"oh no! my oscar pulled out all the plants again! i just planted them back two hours ago!"
does this sound like you?
does this sound like you?
Many large cichlids like to uproot plants and dig. They are unpleasant behaviors especially if you have spent hours trying to plant and decorate your tank. I am posting this to help everyone deal with the situation a bit better.
Some cichlids love the secure feeling within the plants, whereas many see them as nothing more than toys and/or toys. Large, destructive cichlids' tanks can be harder to add plants to. There is no guarantee whether they will surely leave them alone or not, but there are ways to prevent the problem as much as possible.
First, of course, is selection of tough plants that can hold themselves against those plant-destroying monsters. No matter how strong the plant is, if you plant them straight to the gravel, a playful cichlid can find its way to root it up. You need to get plants that that root to the caves/wood and secure itself. Java ferns are extremely hardy and tough, and can grow on rocks, which means they cannot be "dug up". They, too, however, can be pulled out, but in that case there is not much to be done. Anubias are beautiful plant that will grow against a rock/driftwood, almost wrapping itself around it. The downside is that they grow quite slowly, so cannot be added directly added to the tank full of large cichlids, waiting for it to grow several inches; guaranteed, it will be uprooted meanwhile.

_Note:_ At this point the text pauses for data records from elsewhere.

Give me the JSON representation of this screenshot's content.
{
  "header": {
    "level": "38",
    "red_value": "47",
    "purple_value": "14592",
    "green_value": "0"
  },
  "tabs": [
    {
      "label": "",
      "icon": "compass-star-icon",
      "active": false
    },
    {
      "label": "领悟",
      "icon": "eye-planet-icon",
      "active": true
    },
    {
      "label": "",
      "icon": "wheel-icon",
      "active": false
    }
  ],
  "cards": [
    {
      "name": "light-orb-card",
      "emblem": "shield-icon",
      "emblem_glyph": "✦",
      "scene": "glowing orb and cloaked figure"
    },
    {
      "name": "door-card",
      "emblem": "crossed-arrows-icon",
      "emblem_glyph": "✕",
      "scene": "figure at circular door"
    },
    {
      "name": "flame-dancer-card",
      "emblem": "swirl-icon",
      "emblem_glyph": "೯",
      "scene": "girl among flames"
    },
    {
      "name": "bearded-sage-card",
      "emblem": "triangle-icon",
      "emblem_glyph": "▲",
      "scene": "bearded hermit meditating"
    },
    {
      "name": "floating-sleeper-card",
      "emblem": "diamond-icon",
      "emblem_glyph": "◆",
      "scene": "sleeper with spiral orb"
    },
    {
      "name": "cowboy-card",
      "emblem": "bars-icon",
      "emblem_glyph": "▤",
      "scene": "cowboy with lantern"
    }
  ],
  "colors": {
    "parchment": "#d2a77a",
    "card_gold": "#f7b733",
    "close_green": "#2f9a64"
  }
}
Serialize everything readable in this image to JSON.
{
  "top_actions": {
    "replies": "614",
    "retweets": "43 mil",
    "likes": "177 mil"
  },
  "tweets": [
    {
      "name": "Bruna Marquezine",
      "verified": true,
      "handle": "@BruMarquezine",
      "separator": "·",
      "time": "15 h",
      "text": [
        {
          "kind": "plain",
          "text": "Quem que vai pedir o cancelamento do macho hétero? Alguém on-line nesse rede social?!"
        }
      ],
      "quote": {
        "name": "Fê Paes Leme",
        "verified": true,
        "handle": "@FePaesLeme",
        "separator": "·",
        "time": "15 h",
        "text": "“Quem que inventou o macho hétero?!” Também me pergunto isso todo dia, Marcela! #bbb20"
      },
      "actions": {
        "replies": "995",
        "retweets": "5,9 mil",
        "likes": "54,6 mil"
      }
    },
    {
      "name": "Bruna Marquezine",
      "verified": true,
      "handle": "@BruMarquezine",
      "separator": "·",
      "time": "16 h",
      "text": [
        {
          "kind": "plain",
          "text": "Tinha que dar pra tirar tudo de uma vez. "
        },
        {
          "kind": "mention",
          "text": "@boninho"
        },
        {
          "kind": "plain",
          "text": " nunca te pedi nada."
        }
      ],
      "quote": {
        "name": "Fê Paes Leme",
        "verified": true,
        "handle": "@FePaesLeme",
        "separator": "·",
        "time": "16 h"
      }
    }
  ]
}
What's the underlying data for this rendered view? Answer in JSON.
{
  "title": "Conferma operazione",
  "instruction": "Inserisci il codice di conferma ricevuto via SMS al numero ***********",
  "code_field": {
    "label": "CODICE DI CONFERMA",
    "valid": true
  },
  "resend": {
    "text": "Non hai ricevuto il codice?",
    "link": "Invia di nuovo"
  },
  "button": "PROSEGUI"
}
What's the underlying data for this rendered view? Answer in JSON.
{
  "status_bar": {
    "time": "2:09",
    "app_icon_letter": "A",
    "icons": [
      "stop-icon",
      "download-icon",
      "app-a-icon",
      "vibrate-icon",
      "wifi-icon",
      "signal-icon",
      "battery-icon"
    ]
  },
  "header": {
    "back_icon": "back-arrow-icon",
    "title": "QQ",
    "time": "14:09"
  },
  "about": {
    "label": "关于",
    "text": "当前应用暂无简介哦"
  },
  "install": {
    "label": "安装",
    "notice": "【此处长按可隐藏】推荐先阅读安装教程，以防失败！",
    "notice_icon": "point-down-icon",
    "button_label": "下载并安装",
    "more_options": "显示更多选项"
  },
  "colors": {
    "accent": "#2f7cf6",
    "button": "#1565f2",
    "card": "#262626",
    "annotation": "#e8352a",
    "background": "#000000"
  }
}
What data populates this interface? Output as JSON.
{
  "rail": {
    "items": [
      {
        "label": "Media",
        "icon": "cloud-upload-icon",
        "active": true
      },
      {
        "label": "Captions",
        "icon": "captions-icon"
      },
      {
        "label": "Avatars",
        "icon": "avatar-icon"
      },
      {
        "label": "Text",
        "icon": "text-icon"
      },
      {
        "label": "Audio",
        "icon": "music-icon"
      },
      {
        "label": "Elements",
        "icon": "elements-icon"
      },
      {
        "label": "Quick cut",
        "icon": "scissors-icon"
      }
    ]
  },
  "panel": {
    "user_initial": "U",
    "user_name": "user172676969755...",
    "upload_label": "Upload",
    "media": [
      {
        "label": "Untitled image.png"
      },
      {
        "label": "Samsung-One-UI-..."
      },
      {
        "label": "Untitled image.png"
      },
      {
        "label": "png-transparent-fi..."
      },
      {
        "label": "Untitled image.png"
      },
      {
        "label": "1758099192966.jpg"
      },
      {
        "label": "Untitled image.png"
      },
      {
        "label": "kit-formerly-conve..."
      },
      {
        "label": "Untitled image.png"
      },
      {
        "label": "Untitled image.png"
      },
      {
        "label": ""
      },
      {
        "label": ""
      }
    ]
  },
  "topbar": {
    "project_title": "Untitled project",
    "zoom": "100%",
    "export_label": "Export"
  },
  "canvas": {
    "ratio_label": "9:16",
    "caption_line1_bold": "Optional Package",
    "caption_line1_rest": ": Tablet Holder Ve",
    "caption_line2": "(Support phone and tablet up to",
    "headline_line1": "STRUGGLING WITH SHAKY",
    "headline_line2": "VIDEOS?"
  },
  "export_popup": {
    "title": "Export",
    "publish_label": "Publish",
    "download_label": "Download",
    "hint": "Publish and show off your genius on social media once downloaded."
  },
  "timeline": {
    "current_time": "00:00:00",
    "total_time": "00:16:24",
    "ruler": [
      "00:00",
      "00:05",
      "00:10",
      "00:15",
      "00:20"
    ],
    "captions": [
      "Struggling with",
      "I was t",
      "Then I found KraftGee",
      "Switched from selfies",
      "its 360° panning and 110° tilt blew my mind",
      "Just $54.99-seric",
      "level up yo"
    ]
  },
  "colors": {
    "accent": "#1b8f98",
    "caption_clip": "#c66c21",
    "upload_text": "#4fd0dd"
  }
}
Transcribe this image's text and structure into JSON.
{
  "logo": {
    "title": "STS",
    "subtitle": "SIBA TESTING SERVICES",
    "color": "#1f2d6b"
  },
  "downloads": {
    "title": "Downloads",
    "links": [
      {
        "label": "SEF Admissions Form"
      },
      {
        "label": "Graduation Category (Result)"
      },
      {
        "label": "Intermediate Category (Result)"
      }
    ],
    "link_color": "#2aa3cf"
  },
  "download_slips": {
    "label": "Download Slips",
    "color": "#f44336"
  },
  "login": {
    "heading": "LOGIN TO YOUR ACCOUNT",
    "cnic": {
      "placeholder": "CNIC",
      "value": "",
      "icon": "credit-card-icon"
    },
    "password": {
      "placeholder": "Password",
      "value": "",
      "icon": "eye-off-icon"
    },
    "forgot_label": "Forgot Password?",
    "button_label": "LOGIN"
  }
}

If you already have large cichlids, showing uprooting behavior, you will not be able to put plants in right away. Java ferns do grow roots and secure itself much quicker, but they will need time to get the roots established. This can be done by putting the java on the spot where you want it to grow, and temporarily holding it in place with something like a rubber band. In my case, I only use small plants with thin roots with no extensive stems, so i just simply wrap the root around the wood, or try to squeeze the root part between the cracks. If you have a spare tank, you can put the plants (on rocks/driftwood) and let it grow. Depending on the lighting and whether you give suppliments, the plant will soon secure itselt against the decor. You can test them by gently tugging on the plant. You should feel the plant somewhat tightly attached to the wood (note: be sure not to pull too hard!). If you think that it is secure enough to put it in with your cichlid, go on ahead, if they are safe, they will only get more attatched by growing more roots.
If you are buying your cichlids as juveniles, it may be ok to put the plants directly in the tank. By the time your fish grows, the plants (depending on growth of fish and growth of plant) might already have grown tightly onto the rocks or woods. Whenever I start up a new tank/setup and add juveniles, I get smaller plants and wrap its roots around the wood and directly place them in the tank.
Some fish just find their secret ways to destroy the plants, and there aren't much you can do. But doesn't hurt to try, right?
Though some of my informations were pretty basic, I hope at least some people found it helpful.